S2: This is a hard thing to say. If you look at Biden’s entire career, he’s been kind of a weathervane Democrat. Too much to say that he’s been a centrist and or rather, I don’t think centrist really gets to it. It’s a weathervane Democrat. He moves where the party moves. The party was pro drug war, pro incarceration, pro-business in the 80s and 90s. That’s where Biden is, right? Right at the forefront. The party becomes more supportive of government intervention in the economy. It becomes a little more dovish. It becomes a little more interested in international cooperation as what’s the Obama Biden there to become more socially liberal. Biden is there, too. He’s not always at the forefront, but he moves in that direction. And I think you can see Biden, the party has moved to the left across a number of dimensions and Biden has followed that. That doesn’t suggest someone who has sort of like strong and forthright views about what the what the federal government should deal with the party should do. On the same token. People win power and they put their character is amplified and to some extent revealed. And they may act in ways that you wouldn’t have expected. The myth of FDR is that he was destined to be the president and he was. But when he was nominated, he was nominated not, as I wouldn’t say, a moderate, but he was nominated as someone who was pretty conventional and establishment. I mean, he was the patrician governor of New York City area of New York State, rather.
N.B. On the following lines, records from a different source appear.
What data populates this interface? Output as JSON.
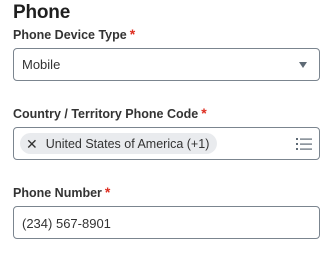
{
  "section": {
    "title": "Phone"
  },
  "phone_device_type": {
    "label": "Phone Device Type",
    "required_marker": "*",
    "value": "Mobile",
    "icon": "chevron-down-icon"
  },
  "country_code": {
    "label": "Country / Territory Phone Code",
    "required_marker": "*",
    "selected": "United States of America (+1)",
    "remove_icon": "close-icon",
    "list_icon": "list-icon"
  },
  "phone_number": {
    "label": "Phone Number",
    "required_marker": "*",
    "value": "(234) 567-8901"
  },
  "colors": {
    "required": "#de2e21",
    "border": "#7b858f",
    "pill_bg": "#e9ebee",
    "text": "#333333"
  }
}
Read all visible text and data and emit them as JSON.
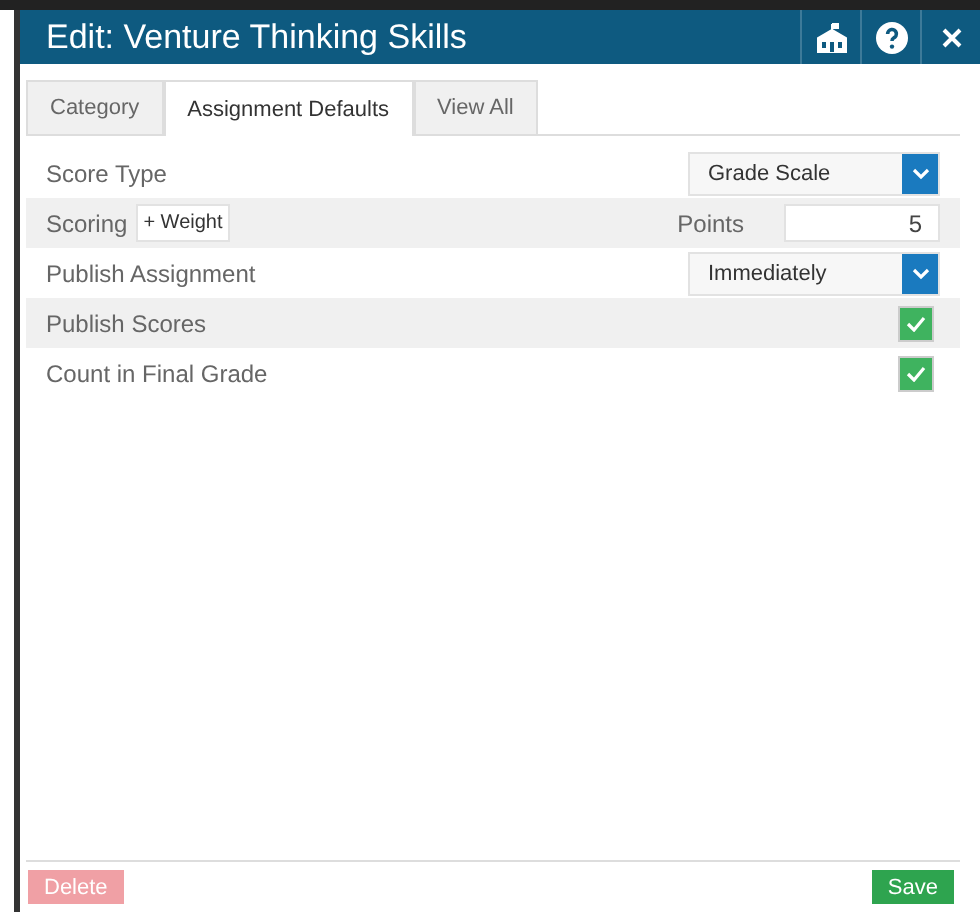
{
  "window": {
    "title": "Edit: Venture Thinking Skills"
  },
  "tabs": [
    {
      "label": "Category",
      "selected": false
    },
    {
      "label": "Assignment Defaults",
      "selected": true
    },
    {
      "label": "View All",
      "selected": false
    }
  ],
  "rows": [
    {
      "kind": "select",
      "label": "Score Type",
      "value": "Grade Scale"
    },
    {
      "kind": "scoring",
      "label": "Scoring",
      "button": "+ Weight",
      "field_label": "Points",
      "value": "5"
    },
    {
      "kind": "select",
      "label": "Publish Assignment",
      "value": "Immediately"
    },
    {
      "kind": "checkbox",
      "label": "Publish Scores",
      "checked": true
    },
    {
      "kind": "checkbox",
      "label": "Count in Final Grade",
      "checked": true
    }
  ],
  "footer": {
    "delete": {
      "label": "Delete",
      "disabled": true
    },
    "save": {
      "label": "Save"
    }
  }
}
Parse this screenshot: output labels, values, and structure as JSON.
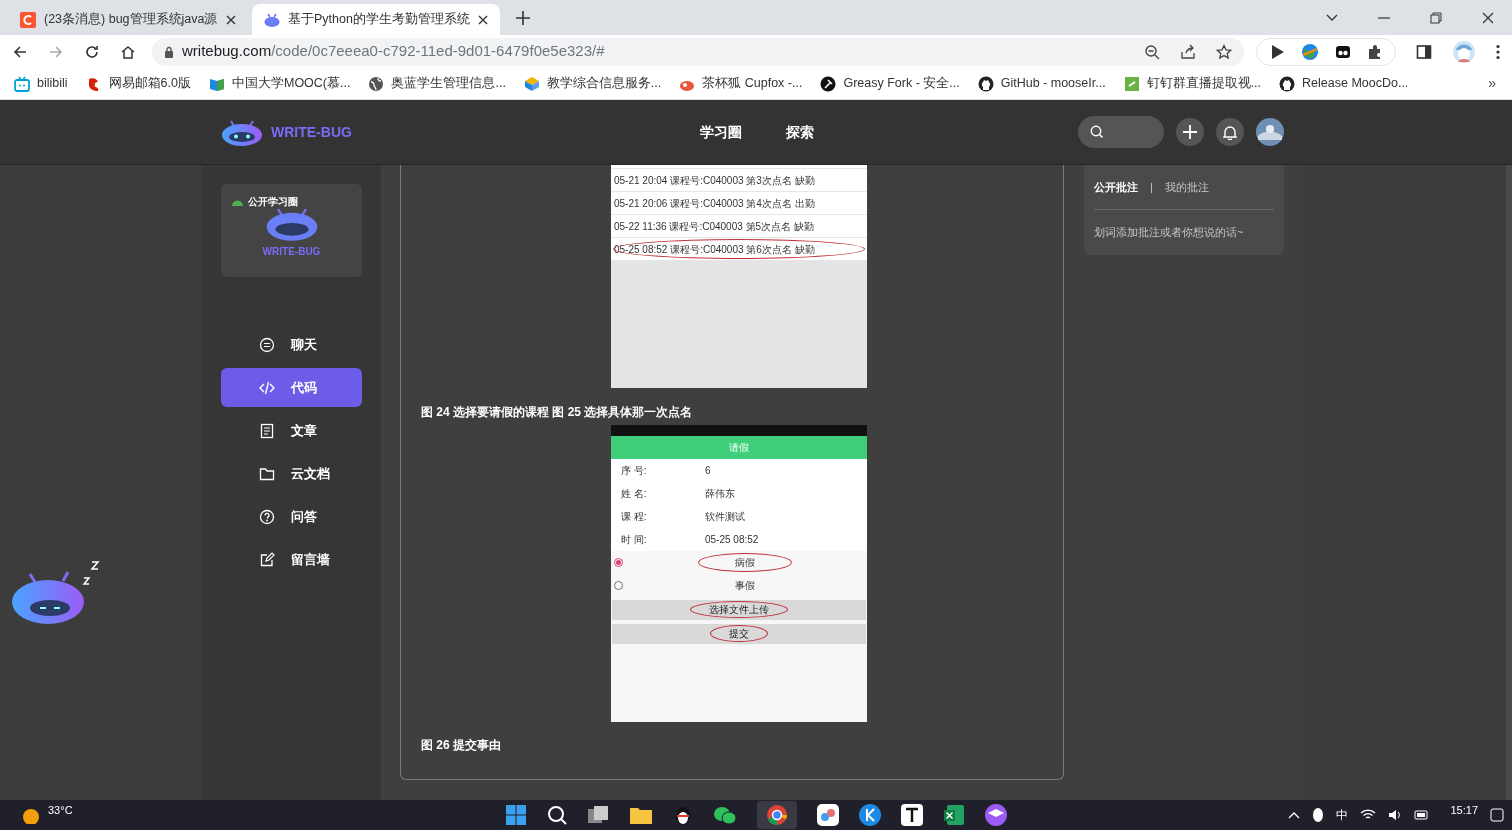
{
  "browser": {
    "tabs": [
      {
        "title": "(23条消息) bug管理系统java源",
        "selected": false,
        "kind": "csdn"
      },
      {
        "title": "基于Python的学生考勤管理系统",
        "selected": true,
        "kind": "writebug"
      }
    ],
    "url": {
      "host": "writebug.com",
      "path": "/code/0c7eeea0-c792-11ed-9d01-6479f0e5e323/#"
    },
    "bookmarks": [
      {
        "label": "bilibili",
        "kind": "tv"
      },
      {
        "label": "网易邮箱6.0版",
        "kind": "mail"
      },
      {
        "label": "中国大学MOOC(慕...",
        "kind": "book"
      },
      {
        "label": "奥蓝学生管理信息...",
        "kind": "globe"
      },
      {
        "label": "教学综合信息服务...",
        "kind": "cube"
      },
      {
        "label": "茶杯狐 Cupfox -...",
        "kind": "fox"
      },
      {
        "label": "Greasy Fork - 安全...",
        "kind": "fork"
      },
      {
        "label": "GitHub - mooseIr...",
        "kind": "github"
      },
      {
        "label": "钉钉群直播提取视...",
        "kind": "green"
      },
      {
        "label": "Release MoocDo...",
        "kind": "github"
      }
    ],
    "bookmarks_more": "»"
  },
  "site": {
    "logo_text": "WRITE-BUG",
    "nav": [
      {
        "label": "学习圈"
      },
      {
        "label": "探索"
      }
    ]
  },
  "sidebar": {
    "badge": "公开学习圈",
    "card_logo_text": "WRITE-BUG",
    "items": [
      {
        "label": "聊天",
        "kind": "chat",
        "selected": false
      },
      {
        "label": "代码",
        "kind": "code",
        "selected": true
      },
      {
        "label": "文章",
        "kind": "article",
        "selected": false
      },
      {
        "label": "云文档",
        "kind": "folder",
        "selected": false
      },
      {
        "label": "问答",
        "kind": "question",
        "selected": false
      },
      {
        "label": "留言墙",
        "kind": "edit",
        "selected": false
      }
    ]
  },
  "article": {
    "screenshot_1": {
      "rows": [
        {
          "text": "05-21 20:04 课程号:C040003 第3次点名 缺勤",
          "circled": false
        },
        {
          "text": "05-21 20:06 课程号:C040003 第4次点名 出勤",
          "circled": false
        },
        {
          "text": "05-22 11:36 课程号:C040003 第5次点名 缺勤",
          "circled": false
        },
        {
          "text": "05-25 08:52 课程号:C040003 第6次点名 缺勤",
          "circled": true
        }
      ]
    },
    "caption_1": "图 24 选择要请假的课程 图 25 选择具体那一次点名",
    "screenshot_2": {
      "title": "请假",
      "fields": [
        {
          "label": "序 号:",
          "value": "6"
        },
        {
          "label": "姓 名:",
          "value": "薛伟东"
        },
        {
          "label": "课 程:",
          "value": "软件测试"
        },
        {
          "label": "时 间:",
          "value": "05-25 08:52"
        }
      ],
      "options": [
        {
          "label": "病假",
          "selected": true,
          "circled": true
        },
        {
          "label": "事假",
          "selected": false,
          "circled": false
        }
      ],
      "buttons": [
        {
          "label": "选择文件上传",
          "circled": true
        },
        {
          "label": "提交",
          "circled": true
        }
      ]
    },
    "caption_2": "图 26 提交事由"
  },
  "annotations": {
    "tabs": [
      {
        "label": "公开批注",
        "selected": true
      },
      {
        "label": "我的批注",
        "selected": false
      }
    ],
    "separator": "|",
    "placeholder": "划词添加批注或者你想说的话~"
  },
  "taskbar": {
    "temperature": "33°C",
    "ime": "中",
    "time": "15:17"
  }
}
And there is there are some reason to expect it to be, you know, reasonably bold, but there’s no reason to expect you’d he’d be as bold as he was. But he was reacting to the president before him. He directly the president before him, but he kind of rose to the circumstances. And so I think that’s the question of Biden, not whether he has some intrinsic ability, but whether he is able to rise to the circumstances that that are presented to him. And that I don’t know. I can’t answer. Right. I don’t I don’t know. I don’t know, and that’s kind of the big gamble for everyone who is riding on Biden’s election to hope that at his at his age, this is the last act not of his political career, but of his life, that he sees what the stakes are and acts accordingly.
S3: Jamelle Bouie, thank you for letting me pick your brain, not a problem. Jamelle Bouie writes for the op ed section of The New York Times, and that’s the show. But before we go, I’ve got a request for you as we all stare down this November election. I want to know how you’re preparing. Do you have a plan to make your vote or your neighbors vote count? Are you working at a poll site talking to your friends and relatives to make sure they’re all registered? Let us know. Hearing what you’re up to, it could really help someone else out. And if this is your first big election, let us know that to the way to do it is to give us a call to zero two eight eight eight to five eight eight. We may play your voicemail on the show. What Next is produced by Mary Wilson, Jason de Leon, Daniel Hewitt and Ilana Schwartz, Alison Benedict and Alicia Montgomery. Make sure we are on point every day. And I’m Mary Harris. I’ll catch you back here tomorrow.